  • @double aa I hope my edit clarifies my intent. I don't think your answer works, unfortunately, but that's probably my fault. – Seth J Sep 16 '12 at 1:35
  • 1
    I'm not sure what the problem still is. My answer shows that Yayin is not a fermented grape product but a grape product. – Double AA Sep 16 '12 at 1:47
  • Right. Why, though? – Seth J Sep 16 '12 at 2:01
  • 1
    Why? Because God said so? Why not? – Double AA Sep 16 '12 at 3:05
15

The Gemara (Bava Batra 97b) says:

סוחט אדם אשכול של ענבים ואומר עליו קידוש היום
One can squeeze a cluster of grapes and say Kiddush on it.

The Shulchan Aruch rules this way in OC 272:2

So it seems that letting the juice ferment is not a prerequisite for ritual use.

  • M"T rules that way as well. We can make kiddush on either wine or grape juice as long as it mixed with anything other then water and it can not be mevushal. – Qoheleth Sep 19 '12 at 17:53
  • Is there no principle other than "this is how the Gemara rules?" Nothing about the nature of wine or the nature of Kiddush? – Seth J Mar 31 '14 at 21:17
  • @SethJ I guess you can say that the nature of wine is to be either fermented or not-yet-fermented?

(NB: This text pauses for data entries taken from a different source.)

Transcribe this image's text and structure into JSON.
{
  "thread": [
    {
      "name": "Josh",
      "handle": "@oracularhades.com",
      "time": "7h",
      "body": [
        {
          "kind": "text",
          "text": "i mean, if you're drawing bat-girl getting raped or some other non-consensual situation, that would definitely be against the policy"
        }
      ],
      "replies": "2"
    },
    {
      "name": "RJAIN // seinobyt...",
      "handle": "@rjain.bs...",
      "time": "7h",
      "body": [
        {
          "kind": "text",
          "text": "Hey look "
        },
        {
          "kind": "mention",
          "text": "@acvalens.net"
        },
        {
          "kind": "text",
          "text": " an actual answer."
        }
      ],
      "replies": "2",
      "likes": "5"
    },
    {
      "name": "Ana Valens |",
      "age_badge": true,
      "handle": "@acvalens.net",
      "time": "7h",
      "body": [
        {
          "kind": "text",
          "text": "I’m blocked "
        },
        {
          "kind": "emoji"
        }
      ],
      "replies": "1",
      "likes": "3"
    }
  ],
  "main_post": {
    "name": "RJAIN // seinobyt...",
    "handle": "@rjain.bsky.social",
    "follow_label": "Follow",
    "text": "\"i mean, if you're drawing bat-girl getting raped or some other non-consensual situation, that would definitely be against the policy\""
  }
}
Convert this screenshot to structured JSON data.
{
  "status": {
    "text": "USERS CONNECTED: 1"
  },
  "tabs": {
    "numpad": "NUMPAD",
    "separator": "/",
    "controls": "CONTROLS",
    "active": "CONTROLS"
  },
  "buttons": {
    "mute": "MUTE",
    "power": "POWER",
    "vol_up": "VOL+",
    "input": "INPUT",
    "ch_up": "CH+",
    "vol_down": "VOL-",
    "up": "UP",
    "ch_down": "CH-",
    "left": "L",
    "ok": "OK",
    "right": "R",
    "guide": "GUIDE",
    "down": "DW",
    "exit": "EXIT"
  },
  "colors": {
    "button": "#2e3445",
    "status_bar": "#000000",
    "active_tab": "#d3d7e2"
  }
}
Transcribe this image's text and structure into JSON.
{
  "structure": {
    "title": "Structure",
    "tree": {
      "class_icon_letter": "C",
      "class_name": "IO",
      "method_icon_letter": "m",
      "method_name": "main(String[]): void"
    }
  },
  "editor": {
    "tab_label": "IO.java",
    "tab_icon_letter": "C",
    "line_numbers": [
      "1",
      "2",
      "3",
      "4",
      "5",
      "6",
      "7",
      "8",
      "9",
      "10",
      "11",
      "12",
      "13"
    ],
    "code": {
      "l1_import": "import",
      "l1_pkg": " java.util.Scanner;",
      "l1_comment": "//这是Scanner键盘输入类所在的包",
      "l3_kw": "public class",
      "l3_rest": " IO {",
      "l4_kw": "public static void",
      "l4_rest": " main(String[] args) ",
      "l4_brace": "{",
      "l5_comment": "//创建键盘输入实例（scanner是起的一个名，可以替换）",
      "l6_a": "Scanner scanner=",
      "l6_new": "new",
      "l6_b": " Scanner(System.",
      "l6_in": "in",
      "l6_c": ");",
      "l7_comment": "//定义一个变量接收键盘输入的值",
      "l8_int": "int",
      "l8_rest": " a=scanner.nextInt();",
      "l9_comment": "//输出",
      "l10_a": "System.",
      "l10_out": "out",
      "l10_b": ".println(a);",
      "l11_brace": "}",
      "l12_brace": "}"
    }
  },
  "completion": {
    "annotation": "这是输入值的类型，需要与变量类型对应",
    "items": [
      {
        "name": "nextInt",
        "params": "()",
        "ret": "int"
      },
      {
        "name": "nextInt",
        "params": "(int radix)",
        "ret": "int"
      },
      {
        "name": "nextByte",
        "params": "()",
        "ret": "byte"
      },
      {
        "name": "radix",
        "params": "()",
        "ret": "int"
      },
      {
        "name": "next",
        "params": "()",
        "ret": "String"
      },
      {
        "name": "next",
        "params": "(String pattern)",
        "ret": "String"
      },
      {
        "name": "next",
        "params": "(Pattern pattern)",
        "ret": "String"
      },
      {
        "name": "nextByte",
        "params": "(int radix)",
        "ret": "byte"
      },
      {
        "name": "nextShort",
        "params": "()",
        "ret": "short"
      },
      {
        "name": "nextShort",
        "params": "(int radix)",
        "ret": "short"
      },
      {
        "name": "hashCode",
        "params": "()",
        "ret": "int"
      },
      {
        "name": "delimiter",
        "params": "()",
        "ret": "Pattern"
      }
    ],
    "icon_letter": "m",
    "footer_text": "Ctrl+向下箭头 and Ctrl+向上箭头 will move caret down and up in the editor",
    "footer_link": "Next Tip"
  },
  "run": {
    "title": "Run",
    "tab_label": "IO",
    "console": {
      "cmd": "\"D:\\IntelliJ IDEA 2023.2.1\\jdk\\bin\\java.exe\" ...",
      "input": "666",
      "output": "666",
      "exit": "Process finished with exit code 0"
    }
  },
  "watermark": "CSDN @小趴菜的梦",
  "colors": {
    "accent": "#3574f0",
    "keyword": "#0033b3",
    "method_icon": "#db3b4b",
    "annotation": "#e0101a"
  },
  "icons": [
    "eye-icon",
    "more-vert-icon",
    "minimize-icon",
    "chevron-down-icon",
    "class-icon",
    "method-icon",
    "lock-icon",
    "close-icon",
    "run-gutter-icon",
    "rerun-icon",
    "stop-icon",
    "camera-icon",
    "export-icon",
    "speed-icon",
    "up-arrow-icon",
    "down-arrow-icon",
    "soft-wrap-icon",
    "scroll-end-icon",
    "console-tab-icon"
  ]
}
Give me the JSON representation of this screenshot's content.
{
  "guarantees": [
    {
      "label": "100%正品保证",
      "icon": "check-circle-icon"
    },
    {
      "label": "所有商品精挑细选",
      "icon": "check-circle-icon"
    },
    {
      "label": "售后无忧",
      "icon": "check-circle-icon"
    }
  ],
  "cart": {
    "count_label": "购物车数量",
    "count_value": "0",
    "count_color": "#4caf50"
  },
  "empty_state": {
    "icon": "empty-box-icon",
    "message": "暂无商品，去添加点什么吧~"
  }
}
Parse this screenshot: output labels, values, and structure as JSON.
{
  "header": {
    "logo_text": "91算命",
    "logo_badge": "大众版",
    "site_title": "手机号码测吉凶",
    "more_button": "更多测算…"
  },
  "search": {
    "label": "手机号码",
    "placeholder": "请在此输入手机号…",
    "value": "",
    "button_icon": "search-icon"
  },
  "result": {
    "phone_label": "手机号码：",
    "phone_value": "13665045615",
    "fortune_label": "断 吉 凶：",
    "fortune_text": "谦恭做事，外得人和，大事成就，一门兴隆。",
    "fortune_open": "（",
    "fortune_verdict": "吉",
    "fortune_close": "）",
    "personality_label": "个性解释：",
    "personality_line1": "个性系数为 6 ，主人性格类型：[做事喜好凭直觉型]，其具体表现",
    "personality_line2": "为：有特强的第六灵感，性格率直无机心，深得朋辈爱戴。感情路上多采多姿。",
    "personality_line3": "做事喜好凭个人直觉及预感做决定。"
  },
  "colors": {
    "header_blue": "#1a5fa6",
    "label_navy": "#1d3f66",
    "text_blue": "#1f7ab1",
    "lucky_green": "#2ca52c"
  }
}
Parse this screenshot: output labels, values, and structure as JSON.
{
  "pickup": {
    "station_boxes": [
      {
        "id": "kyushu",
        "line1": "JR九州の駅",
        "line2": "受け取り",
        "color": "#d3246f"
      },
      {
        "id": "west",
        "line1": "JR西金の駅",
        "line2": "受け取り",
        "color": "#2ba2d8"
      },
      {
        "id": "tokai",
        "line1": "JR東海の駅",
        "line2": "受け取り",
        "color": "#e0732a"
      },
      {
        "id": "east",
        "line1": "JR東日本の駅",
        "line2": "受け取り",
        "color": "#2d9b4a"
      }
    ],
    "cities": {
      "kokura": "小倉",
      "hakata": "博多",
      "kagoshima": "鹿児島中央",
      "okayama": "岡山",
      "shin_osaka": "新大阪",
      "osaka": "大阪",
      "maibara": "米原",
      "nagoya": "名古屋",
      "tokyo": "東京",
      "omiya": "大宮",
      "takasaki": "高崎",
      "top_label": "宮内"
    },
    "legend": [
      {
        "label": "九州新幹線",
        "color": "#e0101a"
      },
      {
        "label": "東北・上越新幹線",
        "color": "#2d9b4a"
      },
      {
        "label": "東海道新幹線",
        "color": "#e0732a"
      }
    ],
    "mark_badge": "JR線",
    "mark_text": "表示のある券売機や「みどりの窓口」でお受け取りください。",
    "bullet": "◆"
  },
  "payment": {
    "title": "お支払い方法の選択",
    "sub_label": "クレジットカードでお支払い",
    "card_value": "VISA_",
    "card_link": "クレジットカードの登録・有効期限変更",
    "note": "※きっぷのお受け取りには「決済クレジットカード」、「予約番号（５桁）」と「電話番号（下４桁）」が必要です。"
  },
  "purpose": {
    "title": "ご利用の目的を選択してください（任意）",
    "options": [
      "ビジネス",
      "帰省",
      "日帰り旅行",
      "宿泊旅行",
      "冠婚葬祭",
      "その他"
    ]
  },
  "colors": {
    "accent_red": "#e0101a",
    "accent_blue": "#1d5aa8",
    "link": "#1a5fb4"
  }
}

You are working with English definitions of "wine" and "grape-juice". Perhaps that distinction doesn't hold in Halacha? – Double AA Mar 31 '14 at 23:36
  • The distinction between fermented and not-yet-fermented might not hold in the physical world either, since the process is always going on on some level (maybe at undetectable levels at first). The yeast spores are found everywhere in the atmosphere and would be present and active to some extent in any sample of grape juice exposed to the atmosphere on this planet, no matter how fresh the juice is (unless you pasteurized it). – paquda Apr 21 '17 at 14:15
0

And the commentaries there suggest, as a source, the royal butler's dream (towards the end of Genesis) whereby he squeezes some grapes and immediately serves it to the Pharaoh.

Thus: any form of grape juice or wine is automatically fit for kiddush. A mixture of grape juice and water is fit for kiddush so long as its blessing is that of grape juice/wine. Whereas for any other beverage, you just have to determine if it's fit for a respectable guest -- thus for instance, good quality orange juice will cut it; diluted orange juice probably wouldn't.

  • 2
    Did you mean this as a comment on the other answer? (You start with "And the commentaries there".) – msh210 Sep 16 '12 at 8:08
  • Ok, but we're ok with with orange juice for Havdalah and whiskey for daytime Kiddush. But for the Seder, or a wedding or betnching, people are very particular to use "wine", but said wine seems to need to be a grape product, but does not seem to need fermentation. – Seth J Sep 16 '12 at 12:32
  • @SethJ For havdala and daytime kiddush people use chamar medina instead of yayin. For the others they want yayin (which, as discussed above, is a grape product that isn't necessarily fermented). How we choose which require yayin and which can use chamar medina is a localized question to each. – Double AA Sep 16 '12 at 15:00
  • My question is not what is valid for wine. My question is how come. By what principle did we get said definition? – Seth J Sep 16 '12 at 15:19

You must log in to answer this question.

Not the answer you're looking for? Browse other questions tagged .